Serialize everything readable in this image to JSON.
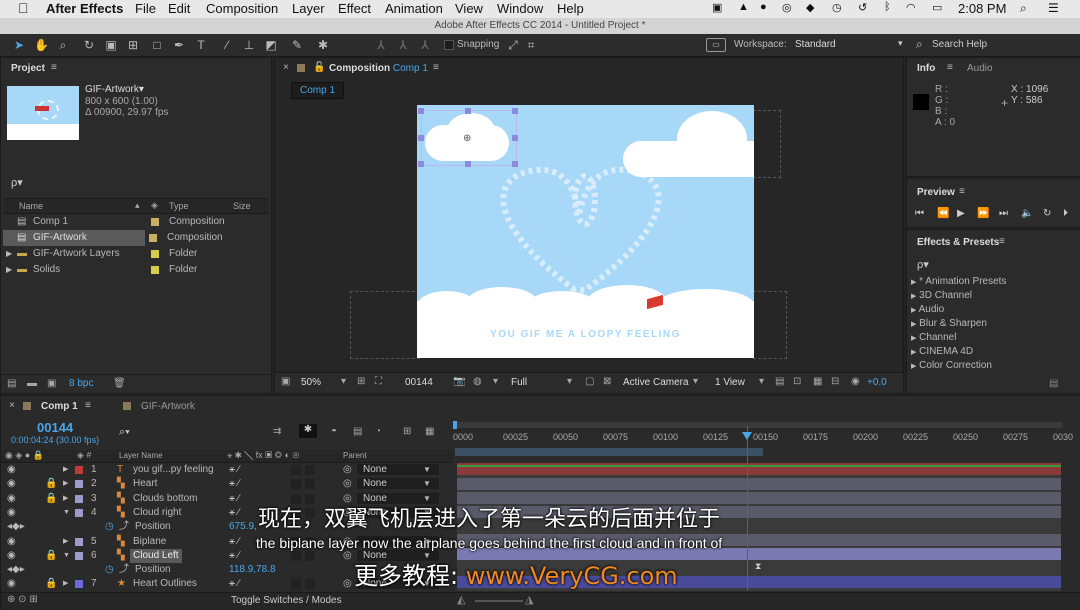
{
  "menubar": {
    "apple": "",
    "app": "After Effects",
    "items": [
      "File",
      "Edit",
      "Composition",
      "Layer",
      "Effect",
      "Animation",
      "View",
      "Window",
      "Help"
    ],
    "status_icons": [
      "screen-icon",
      "drive-icon",
      "bell-icon",
      "cc-icon",
      "dropbox-icon",
      "clock-icon",
      "history-icon",
      "bluetooth-icon",
      "wifi-icon",
      "battery-icon"
    ],
    "time": "2:08 PM"
  },
  "titlebar": {
    "title": "Adobe After Effects CC 2014 - Untitled Project *"
  },
  "toolbar": {
    "snapping": "Snapping",
    "workspace_label": "Workspace:",
    "workspace_value": "Standard",
    "search": "Search Help"
  },
  "project": {
    "tab": "Project",
    "asset_name": "GIF-Artwork▾",
    "asset_size": "800 x 600 (1.00)",
    "asset_duration": "Δ 00900, 29.97 fps",
    "search_placeholder": "ρ▾",
    "headers": {
      "name": "Name",
      "type": "Type",
      "size": "Size"
    },
    "items": [
      {
        "name": "Comp 1",
        "type": "Composition",
        "color": "#c8b060"
      },
      {
        "name": "GIF-Artwork",
        "type": "Composition",
        "color": "#c8b060"
      },
      {
        "name": "GIF-Artwork Layers",
        "type": "Folder",
        "color": "#d6cc4a"
      },
      {
        "name": "Solids",
        "type": "Folder",
        "color": "#d6cc4a"
      }
    ],
    "bpc": "8 bpc"
  },
  "composition": {
    "tab_prefix": "Composition",
    "tab_name": "Comp 1",
    "subtab": "Comp 1",
    "zoom": "50%",
    "timecode": "00144",
    "resolution": "Full",
    "camera": "Active Camera",
    "view": "1 View",
    "exposure": "+0.0",
    "overlay_text": "YOU GIF ME A LOOPY FEELING"
  },
  "info": {
    "tab": "Info",
    "tab2": "Audio",
    "r": "R :",
    "g": "G :",
    "b": "B :",
    "a": "A : 0",
    "x": "X : 1096",
    "y": "Y : 586"
  },
  "preview": {
    "tab": "Preview"
  },
  "effects": {
    "tab": "Effects & Presets",
    "search": "ρ▾",
    "items": [
      "* Animation Presets",
      "3D Channel",
      "Audio",
      "Blur & Sharpen",
      "Channel",
      "CINEMA 4D",
      "Color Correction"
    ]
  },
  "timeline": {
    "tab1": "Comp 1",
    "tab2": "GIF-Artwork",
    "timecode": "00144",
    "timecode_sub": "0:00:04:24 (30.00 fps)",
    "header_layer": "Layer Name",
    "header_parent": "Parent",
    "toggle": "Toggle Switches / Modes",
    "ruler": [
      "0000",
      "00025",
      "00050",
      "00075",
      "00100",
      "00125",
      "00150",
      "00175",
      "00200",
      "00225",
      "00250",
      "00275",
      "0030"
    ],
    "layers": [
      {
        "num": "1",
        "name": "you gif...py feeling",
        "color": "#c23a3a",
        "parent": "None",
        "kind": "T"
      },
      {
        "num": "2",
        "name": "Heart",
        "color": "#9c9ccc",
        "parent": "None",
        "kind": "*"
      },
      {
        "num": "3",
        "name": "Clouds bottom",
        "color": "#9c9ccc",
        "parent": "None",
        "kind": "*"
      },
      {
        "num": "4",
        "name": "Cloud right",
        "color": "#9c9ccc",
        "parent": "None",
        "kind": "*"
      },
      {
        "prop": "Position",
        "value": "675.9,"
      },
      {
        "num": "5",
        "name": "Biplane",
        "color": "#9c9ccc",
        "parent": "",
        "kind": "*"
      },
      {
        "num": "6",
        "name": "Cloud Left",
        "color": "#9c9ccc",
        "parent": "None",
        "kind": "*"
      },
      {
        "prop": "Position",
        "value": "118.9,78.8"
      },
      {
        "num": "7",
        "name": "Heart Outlines",
        "color": "#6a6adc",
        "parent": "None",
        "kind": "★"
      }
    ]
  },
  "subtitles": {
    "zh": "现在，双翼飞机层进入了第一朵云的后面并位于",
    "en": "the biplane layer now the airplane goes behind the first cloud and in front of",
    "zh2": "更多教程:",
    "url": "www.VeryCG.com"
  },
  "colors": {
    "accent": "#4aa6e8",
    "sky": "#a8d8f8",
    "timeline_cursor": "#d23030"
  }
}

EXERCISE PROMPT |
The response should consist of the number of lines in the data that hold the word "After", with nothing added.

RESPONSE |
2